The Mundorf sourced AMT tweeter and the custom 8" mid-woofer are descended from designs developed for Finkteam's larger Borg speaker. Both are expertly executed, but the AMT tweeter is truly exceptional. Its dispersion pattern and very low distortion lend a surprisingly graceful ease to the sheer intensity of Rickie Lee Jones' sudden dynamic excesses perhaps most famously on "The Last Chance Texaco." KIM's AMT tweeter just keeps its cool as Jones' piercing highs do not grate while still being keen. Vocal sibilance is as natural as I've heard it, and I can easily hear why Martin Collums commented that KIM makes Rickie Lee Jones sound remastered.

The time-domain solution to transient reproduction at a relatively low 2200Hz handover between 8" mid-woofer and AMT tweeter means there is, so to speak, no speed mismatch between mid-woofer and tweeter, no feeling of discontinuity that allows the sound-wave to present itself as a whole. And this exemplary time-behavior becomes even more so with Roon (here again see Martin Collums' comments).

Comparing Bach interpretations

Like with the gestalts of KIM in your living room and KIM in your system, KIM herself presents a true gestalt interweaving its specific design elements weave synergistically together to simply get out of the way of the music. Here consider two different interpretations of Bach's Cello Suites.

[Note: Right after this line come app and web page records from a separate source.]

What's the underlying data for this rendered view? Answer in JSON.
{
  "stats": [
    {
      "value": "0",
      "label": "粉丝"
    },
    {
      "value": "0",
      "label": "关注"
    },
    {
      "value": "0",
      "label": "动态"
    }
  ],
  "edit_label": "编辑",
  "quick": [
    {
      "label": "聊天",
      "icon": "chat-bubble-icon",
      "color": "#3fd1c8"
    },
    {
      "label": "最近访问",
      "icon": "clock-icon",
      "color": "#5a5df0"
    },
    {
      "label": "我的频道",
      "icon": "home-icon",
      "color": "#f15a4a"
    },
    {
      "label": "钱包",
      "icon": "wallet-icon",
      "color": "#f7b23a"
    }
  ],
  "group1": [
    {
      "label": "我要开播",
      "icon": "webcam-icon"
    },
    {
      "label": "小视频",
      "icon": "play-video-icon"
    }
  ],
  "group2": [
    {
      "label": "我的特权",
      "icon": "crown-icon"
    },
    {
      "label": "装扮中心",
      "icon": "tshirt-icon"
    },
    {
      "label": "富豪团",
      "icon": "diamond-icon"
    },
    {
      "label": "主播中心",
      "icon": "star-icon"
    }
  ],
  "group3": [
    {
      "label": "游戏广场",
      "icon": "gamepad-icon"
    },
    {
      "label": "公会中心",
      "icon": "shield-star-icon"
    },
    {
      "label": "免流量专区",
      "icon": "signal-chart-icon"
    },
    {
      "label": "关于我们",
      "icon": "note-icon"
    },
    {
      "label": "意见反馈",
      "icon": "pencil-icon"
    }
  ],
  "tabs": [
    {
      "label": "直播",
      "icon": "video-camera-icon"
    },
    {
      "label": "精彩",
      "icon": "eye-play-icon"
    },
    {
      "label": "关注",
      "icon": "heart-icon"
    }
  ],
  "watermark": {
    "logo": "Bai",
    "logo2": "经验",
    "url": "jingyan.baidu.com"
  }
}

Janos Starker's interpretation of Bach's Suites for Solo Cello for Mercury Living Presence has been taken as a reference recording for more than 50 years. The 1965 recording of Suite No. 1 that I'll compare here with Maria Kliegel's 2003 Naxos recording shows what happens when the cello's placement within a room takes precedence over the close-miking of the instrument itself. The compellingly resolute KIMs let you directly feel the difference between the way the Mercury Living Presence opens with the atmosphere of the room in which the cello will be playing to give the listener a feel for an instrument being played by a musician whose reading of Bach will now be communicated through the recording, in contrast to the immediately overwhelming presence of the instrument itself with Kliegel.

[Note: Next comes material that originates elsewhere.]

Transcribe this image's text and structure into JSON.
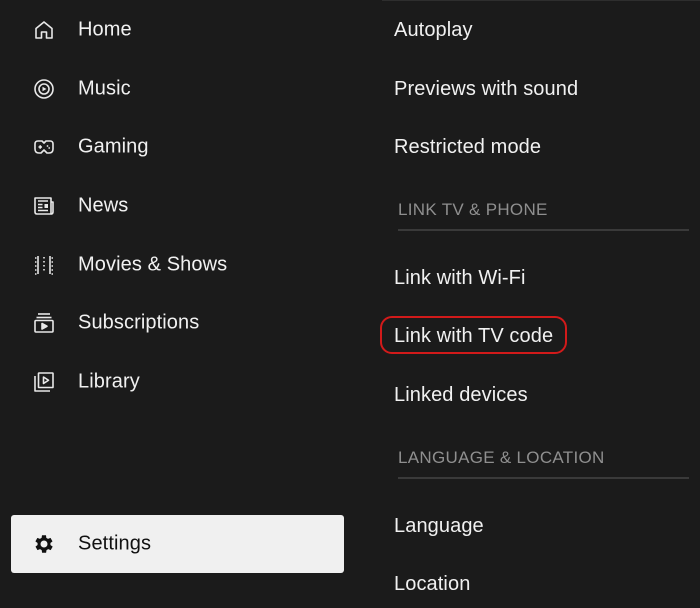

Indeed there is a marked difference between Kliegel's presentation of the cello intensely in conversation with itself, that is, with its own instrumental capacities, as her playing articulates the structure of the unfolding Suite phrase by phrase whereas Starker's strongly lyrical playing is intent from the very opening in moving the listener to the veritably transcendent climax of the Suite. Each approach is virtuosic with Kliegel enabling you to better hear into the cello's transcription of the Suite moment by moment, whereas Starker clearly wants his cello to move you to ascend with the driving crescendo concluding Suite No. 1. KIM's uncannily realistic creation of an enveloping soundstage drew me right into each of these approaches, but I must confess that I was more moved by Starker's evocative conclusion, while I certainly learned more about the Suite itself from Klieber.

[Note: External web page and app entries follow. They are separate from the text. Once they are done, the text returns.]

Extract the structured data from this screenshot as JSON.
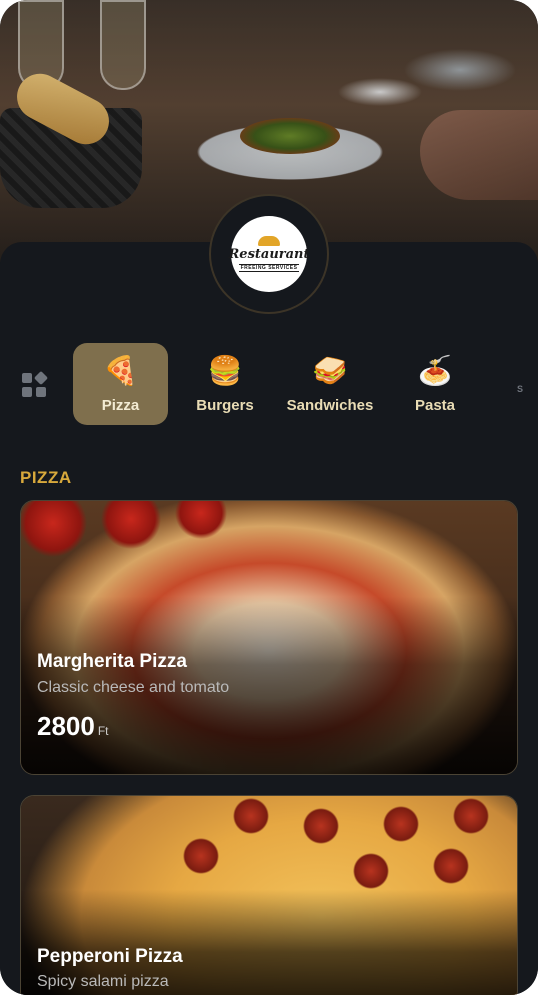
{
  "hero": {
    "logo_name": "Restaurant",
    "logo_sub": "FREEING SERVICES"
  },
  "categories": [
    {
      "label": "Pizza",
      "icon": "pizza-icon",
      "glyph": "🍕",
      "active": true
    },
    {
      "label": "Burgers",
      "icon": "burger-icon",
      "glyph": "🍔",
      "active": false
    },
    {
      "label": "Sandwiches",
      "icon": "sandwich-icon",
      "glyph": "🥪",
      "active": false
    },
    {
      "label": "Pasta",
      "icon": "pasta-icon",
      "glyph": "🍝",
      "active": false
    },
    {
      "label": "S",
      "icon": "more-icon",
      "glyph": "",
      "active": false
    }
  ],
  "section": {
    "title": "PIZZA"
  },
  "items": [
    {
      "name": "Margherita Pizza",
      "description": "Classic cheese and tomato",
      "price": "2800",
      "currency": "Ft"
    },
    {
      "name": "Pepperoni Pizza",
      "description": "Spicy salami pizza"
    }
  ],
  "colors": {
    "background": "#15181d",
    "accent": "#d8a93c",
    "active_category": "#7f6f4d"
  }
}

And here I want to emphasize why I've been so taken by KIM's design: the goal for any audio system is to completely disappear so that all that is taking place is the claim of the music itself. At no point in my going back and forth between Starker and Kliegel did KIM ever call attention to itself as a speaker, and at every point listening through KIM was simply a matter of gracefully going more and more deeply into the claim of the music itself.

Summing up

From the above overlapping gestalts, I believe you can see why I thought the Finkteam KIM would be perfect for downsizing into an apartment as if the speaker was itself meant to perform at its best in an apartment sized space in which it aesthetically would feel perfectly at home.

But this "perfect in my mind's eye and my heart's ear" picture of the KIMs future did not turn out to be true when that perfect picture met the realities of downsized apartment life. In Part Two I will turn to describe specifically how those realities relentlessly led me to not just replace the KIMs but to reconsider just what kind of "stereo system" is the best fit for apartment living.

KIM Loudspeakers

Retail: $14,495 a pair


Web:  www.finkteam.com

All product photographs courtesy of FinkTeam; drawing by Dan Zimmerman.